Ricinodendron heudelotii, locally known as Njansang (or njansa), is a forest tree found in Cameroon and other countries along Africa’s tropical belt. Women and children traditionally collect njansang fruit in the forest and undertake the labourious, time-intensive job of extracting its precious kernels for sale or home use. Njansang kernels—which are ground into a paste used to flavor and thicken a wide array of foods— are in high demand throughout the region and all year round.

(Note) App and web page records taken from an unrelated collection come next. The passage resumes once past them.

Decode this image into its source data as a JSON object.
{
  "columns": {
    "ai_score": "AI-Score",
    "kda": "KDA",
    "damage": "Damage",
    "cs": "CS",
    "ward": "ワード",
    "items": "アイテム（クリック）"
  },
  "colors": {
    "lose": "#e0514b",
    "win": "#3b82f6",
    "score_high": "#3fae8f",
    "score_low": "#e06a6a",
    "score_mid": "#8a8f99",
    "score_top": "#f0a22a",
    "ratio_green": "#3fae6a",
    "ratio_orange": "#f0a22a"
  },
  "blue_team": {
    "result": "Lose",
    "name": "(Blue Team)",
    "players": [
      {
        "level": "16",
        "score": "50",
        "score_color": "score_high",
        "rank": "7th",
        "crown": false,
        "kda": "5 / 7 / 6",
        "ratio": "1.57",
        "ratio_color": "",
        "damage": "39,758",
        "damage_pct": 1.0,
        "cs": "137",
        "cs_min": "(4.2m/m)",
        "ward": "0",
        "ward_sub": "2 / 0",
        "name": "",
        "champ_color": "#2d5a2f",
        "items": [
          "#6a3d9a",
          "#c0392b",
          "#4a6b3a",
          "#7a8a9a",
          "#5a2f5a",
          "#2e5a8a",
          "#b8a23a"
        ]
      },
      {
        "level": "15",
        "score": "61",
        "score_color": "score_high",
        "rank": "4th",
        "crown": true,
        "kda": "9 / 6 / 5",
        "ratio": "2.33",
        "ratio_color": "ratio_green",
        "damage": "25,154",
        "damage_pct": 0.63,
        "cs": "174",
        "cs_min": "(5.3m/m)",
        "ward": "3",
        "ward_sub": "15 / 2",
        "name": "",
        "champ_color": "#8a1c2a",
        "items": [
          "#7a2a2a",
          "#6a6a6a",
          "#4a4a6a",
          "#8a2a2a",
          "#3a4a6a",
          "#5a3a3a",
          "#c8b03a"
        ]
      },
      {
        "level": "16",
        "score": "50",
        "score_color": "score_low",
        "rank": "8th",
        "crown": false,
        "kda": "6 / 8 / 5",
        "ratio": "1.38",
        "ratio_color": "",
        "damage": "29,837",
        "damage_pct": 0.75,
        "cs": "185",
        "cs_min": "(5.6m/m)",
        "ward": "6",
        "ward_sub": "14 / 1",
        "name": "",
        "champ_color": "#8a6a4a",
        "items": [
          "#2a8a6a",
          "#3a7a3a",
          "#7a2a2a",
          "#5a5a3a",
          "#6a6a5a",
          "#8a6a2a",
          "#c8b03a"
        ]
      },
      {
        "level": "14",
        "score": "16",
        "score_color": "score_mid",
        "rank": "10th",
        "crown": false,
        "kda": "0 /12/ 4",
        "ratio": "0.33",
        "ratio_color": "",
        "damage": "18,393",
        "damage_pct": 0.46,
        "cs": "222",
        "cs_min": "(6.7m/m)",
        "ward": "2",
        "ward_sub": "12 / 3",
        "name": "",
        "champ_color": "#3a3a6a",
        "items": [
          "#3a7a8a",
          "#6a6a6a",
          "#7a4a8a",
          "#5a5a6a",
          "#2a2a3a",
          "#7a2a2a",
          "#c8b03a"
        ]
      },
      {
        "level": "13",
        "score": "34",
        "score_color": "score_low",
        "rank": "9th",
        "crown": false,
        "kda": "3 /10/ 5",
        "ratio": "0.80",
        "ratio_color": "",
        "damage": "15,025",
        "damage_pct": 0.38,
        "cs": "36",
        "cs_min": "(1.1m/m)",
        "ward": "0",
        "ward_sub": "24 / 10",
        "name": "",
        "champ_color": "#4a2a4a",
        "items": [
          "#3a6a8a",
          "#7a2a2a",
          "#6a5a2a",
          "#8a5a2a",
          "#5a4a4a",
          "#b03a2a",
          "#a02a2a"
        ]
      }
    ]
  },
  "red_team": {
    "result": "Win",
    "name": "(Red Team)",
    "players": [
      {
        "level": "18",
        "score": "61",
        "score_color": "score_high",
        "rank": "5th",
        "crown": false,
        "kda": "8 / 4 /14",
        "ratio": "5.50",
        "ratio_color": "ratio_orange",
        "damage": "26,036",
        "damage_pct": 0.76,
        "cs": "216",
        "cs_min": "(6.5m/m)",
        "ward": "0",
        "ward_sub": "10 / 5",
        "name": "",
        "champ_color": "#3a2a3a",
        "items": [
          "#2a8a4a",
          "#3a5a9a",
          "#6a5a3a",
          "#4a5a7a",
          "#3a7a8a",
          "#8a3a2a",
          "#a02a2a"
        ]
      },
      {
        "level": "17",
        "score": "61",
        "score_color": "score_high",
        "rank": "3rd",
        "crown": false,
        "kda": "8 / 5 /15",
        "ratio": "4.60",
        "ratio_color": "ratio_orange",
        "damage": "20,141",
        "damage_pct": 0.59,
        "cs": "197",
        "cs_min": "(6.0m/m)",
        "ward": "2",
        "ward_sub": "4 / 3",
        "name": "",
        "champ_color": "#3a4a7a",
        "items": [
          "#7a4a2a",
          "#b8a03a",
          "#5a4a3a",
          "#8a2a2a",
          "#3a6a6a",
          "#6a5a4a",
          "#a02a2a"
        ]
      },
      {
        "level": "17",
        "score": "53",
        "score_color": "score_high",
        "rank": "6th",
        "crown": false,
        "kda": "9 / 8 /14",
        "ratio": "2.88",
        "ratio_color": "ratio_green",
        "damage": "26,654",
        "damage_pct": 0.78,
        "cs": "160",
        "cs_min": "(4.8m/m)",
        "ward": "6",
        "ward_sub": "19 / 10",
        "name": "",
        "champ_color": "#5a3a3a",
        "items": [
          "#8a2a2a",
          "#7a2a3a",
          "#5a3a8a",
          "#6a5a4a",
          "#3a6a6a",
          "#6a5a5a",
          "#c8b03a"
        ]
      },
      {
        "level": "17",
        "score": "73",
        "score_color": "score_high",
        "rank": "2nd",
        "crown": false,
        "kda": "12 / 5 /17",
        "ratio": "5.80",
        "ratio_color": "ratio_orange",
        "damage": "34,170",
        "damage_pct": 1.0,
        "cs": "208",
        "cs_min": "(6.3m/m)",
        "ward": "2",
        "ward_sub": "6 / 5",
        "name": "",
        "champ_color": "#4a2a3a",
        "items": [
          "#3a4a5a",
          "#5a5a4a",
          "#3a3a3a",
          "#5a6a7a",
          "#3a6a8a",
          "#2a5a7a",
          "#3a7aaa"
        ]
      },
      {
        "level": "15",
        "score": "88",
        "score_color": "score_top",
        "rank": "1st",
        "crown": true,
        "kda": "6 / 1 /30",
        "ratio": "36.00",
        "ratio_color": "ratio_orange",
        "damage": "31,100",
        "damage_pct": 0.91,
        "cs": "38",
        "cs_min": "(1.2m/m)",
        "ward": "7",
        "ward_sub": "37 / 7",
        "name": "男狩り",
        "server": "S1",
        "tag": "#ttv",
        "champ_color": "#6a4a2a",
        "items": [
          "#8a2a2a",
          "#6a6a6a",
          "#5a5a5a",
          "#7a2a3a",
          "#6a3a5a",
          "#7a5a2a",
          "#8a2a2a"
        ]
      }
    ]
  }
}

But even with a large, ready local market, njansang’s slow and difficult processing stands in the way of unlocking its potential to generate more income for local communities; traditional processesing takes anything from 6 to 8 weeks to go from harvest to kernel, and a woman earns around $50 from the sale of njansang kernels annually. Read more. . .